If there is a change in appearance or function, insurance companies will usually pay to restore a nose to it's pre-trauma status. Your surgeon caqn request pre-operative authorization and ask how much your company will pay for the surgery.
Nose job and/or nasal fracture coverage by insurance companay (= functional rhinoplasty)
Increasingly insurance companies will cover functional and NOT reconstructive surgery. IF the insurance company labels your repair as non-functional, this designation may indicate that it is not eligible for coverage benefits.
If the X'rays demonstrate a nasal fracture you should be covered
If the X'rays taken in the E.R. demonstrate a new nasal fracture then I too would expect the Insurance to cover some if not all the costs depending on your specific policy. As well, the existence of a deviated septum in conjunction with a new or long standing history of breathing difficulty should gain you some coverage.
Insurance Coverage for Broken Nose Surgery after Injury
Benefits vary for each insurance provider and plan participant. Generally, acute trauma or injuries are covered by insurance plans, such as restoring a broken nose via a closed or open reduction soon after the injury. However, rhinoplasty to change the appearance of the nose long after the initial injury may not be covered. Speak with your insurance provider and nasal specialist to determine appropriate options. Best of luck.
Insurance will cover a broken nose.
But when it comes to how much they will cover, that is different for each insurance company. You can have your surgeon get an estimated dollar coverage from the ins. company.
Yes and no
Insurance usually covers a "closed reduction" - this is where the curve or deviation of the nose is corrected. It does not narrow the nose or get rid of a bump - it is purely to put the nose back to where it was before the injury.
If you want a cosmetic rhinoplasty it is not covered by insurance.
The Vast Majority of Insurance plans DO pay for Nose Repair
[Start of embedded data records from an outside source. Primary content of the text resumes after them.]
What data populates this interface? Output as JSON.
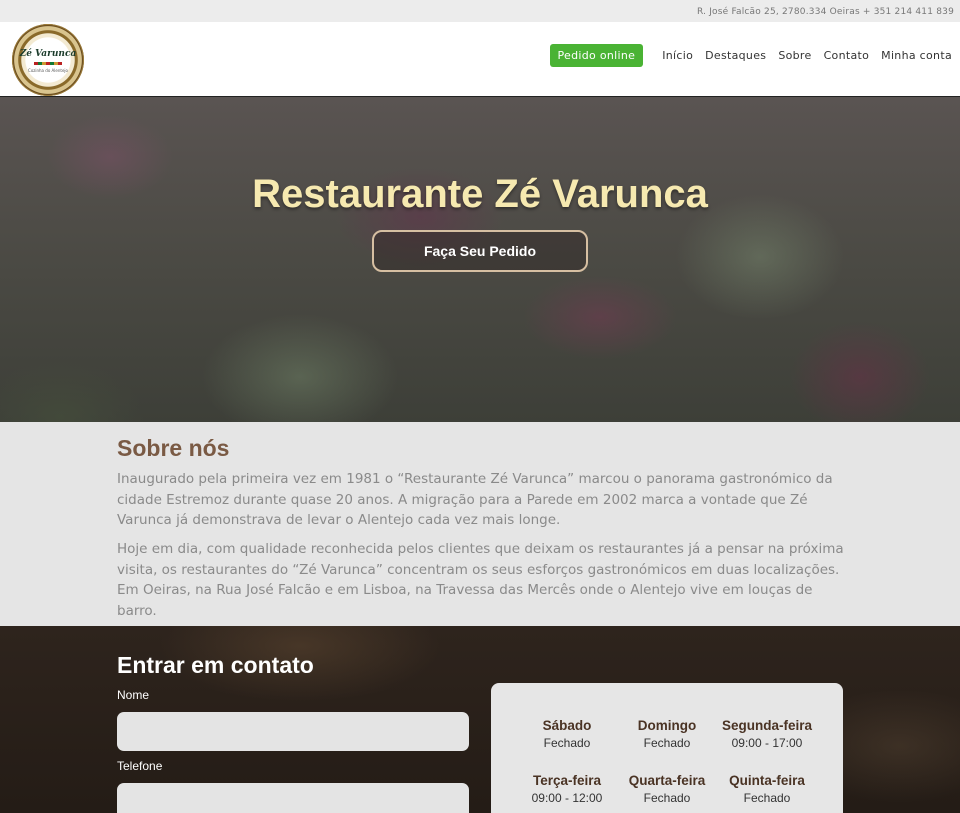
{
  "topbar": {
    "address": "R. José Falcão 25, 2780.334 Oeiras + 351 214 411 839"
  },
  "logo": {
    "name": "Zé Varunca",
    "subtitle": "Cozinha do Alentejo"
  },
  "nav": {
    "order_online": "Pedido online",
    "links": [
      "Início",
      "Destaques",
      "Sobre",
      "Contato",
      "Minha conta"
    ]
  },
  "hero": {
    "title": "Restaurante Zé Varunca",
    "button": "Faça Seu Pedido"
  },
  "about": {
    "title": "Sobre nós",
    "paragraphs": [
      "Inaugurado pela primeira vez em 1981 o “Restaurante Zé Varunca” marcou o panorama gastronómico da cidade Estremoz durante quase 20 anos. A migração para a Parede em 2002 marca a vontade que Zé Varunca já demonstrava de levar o Alentejo cada vez mais longe.",
      "Hoje em dia, com qualidade reconhecida pelos clientes que deixam os restaurantes já a pensar na próxima visita, os restaurantes do “Zé Varunca” concentram os seus esforços gastronómicos em duas localizações. Em Oeiras, na Rua José Falcão e em Lisboa, na Travessa das Mercês onde o Alentejo vive em louças de barro."
    ]
  },
  "contact": {
    "title": "Entrar em contato",
    "name_label": "Nome",
    "phone_label": "Telefone",
    "name_value": "",
    "phone_value": ""
  },
  "hours": [
    {
      "day": "Sábado",
      "time": "Fechado"
    },
    {
      "day": "Domingo",
      "time": "Fechado"
    },
    {
      "day": "Segunda-feira",
      "time": "09:00 - 17:00"
    },
    {
      "day": "Terça-feira",
      "time": "09:00 - 12:00"
    },
    {
      "day": "Quarta-feira",
      "time": "Fechado"
    },
    {
      "day": "Quinta-feira",
      "time": "Fechado"
    }
  ],
  "colors": {
    "accent_green": "#4ab334",
    "hero_title": "#f6e9b0",
    "heading_brown": "#7a5a44"
  }
}
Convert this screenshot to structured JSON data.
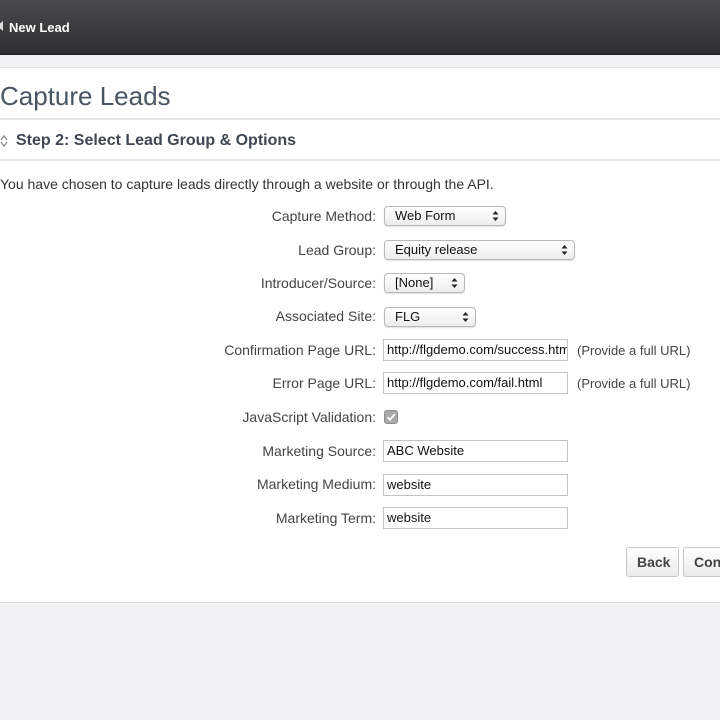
{
  "header": {
    "title": "New Lead"
  },
  "page": {
    "title": "Capture Leads",
    "step_title": "Step 2: Select Lead Group & Options",
    "intro": "You have chosen to capture leads directly through a website or through the API."
  },
  "form": {
    "capture_method": {
      "label": "Capture Method:",
      "value": "Web Form"
    },
    "lead_group": {
      "label": "Lead Group:",
      "value": "Equity release"
    },
    "introducer": {
      "label": "Introducer/Source:",
      "value": "[None]"
    },
    "associated_site": {
      "label": "Associated Site:",
      "value": "FLG"
    },
    "confirmation_url": {
      "label": "Confirmation Page URL:",
      "value": "http://flgdemo.com/success.html",
      "hint": "(Provide a full URL)"
    },
    "error_url": {
      "label": "Error Page URL:",
      "value": "http://flgdemo.com/fail.html",
      "hint": "(Provide a full URL)"
    },
    "js_validation": {
      "label": "JavaScript Validation:",
      "checked": true
    },
    "marketing_source": {
      "label": "Marketing Source:",
      "value": "ABC Website"
    },
    "marketing_medium": {
      "label": "Marketing Medium:",
      "value": "website"
    },
    "marketing_term": {
      "label": "Marketing Term:",
      "value": "website"
    }
  },
  "buttons": {
    "back": "Back",
    "continue": "Continue"
  },
  "icons": {
    "step": "collapse-arrows-icon",
    "select": "select-arrows-icon",
    "check": "checkmark-icon",
    "back": "back-arrow-icon"
  },
  "colors": {
    "topbar": "#3a3a3c",
    "title": "#4a5563",
    "background": "#f2f2f4"
  }
}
Sounds like you need a closed reduction of your nasal fracture. I cannot speak for YOUR policy or the ENT's experience with plans in Alabama but in western Tennessee we have had no problems having insurance companies pay for restoring an injured nose back to its former condition. This is NOT Cosmetic Surgery. This is Reconstructive surgery.
Since there is a time window on when the bones can be shifted back to their rightful positions, you may want to call your Insurance Customer Service and even the Insurance Commissioner in your state to set matters clear. You may also check with ANOTHER plastic surgeon. He may feel differently about it.
These answers are for educational purposes and should not be relied upon as a substitute for medical advice you may receive from your physician. If you have a medical emergency, please call 911. These answers do not constitute or initiate a patient/doctor relationship.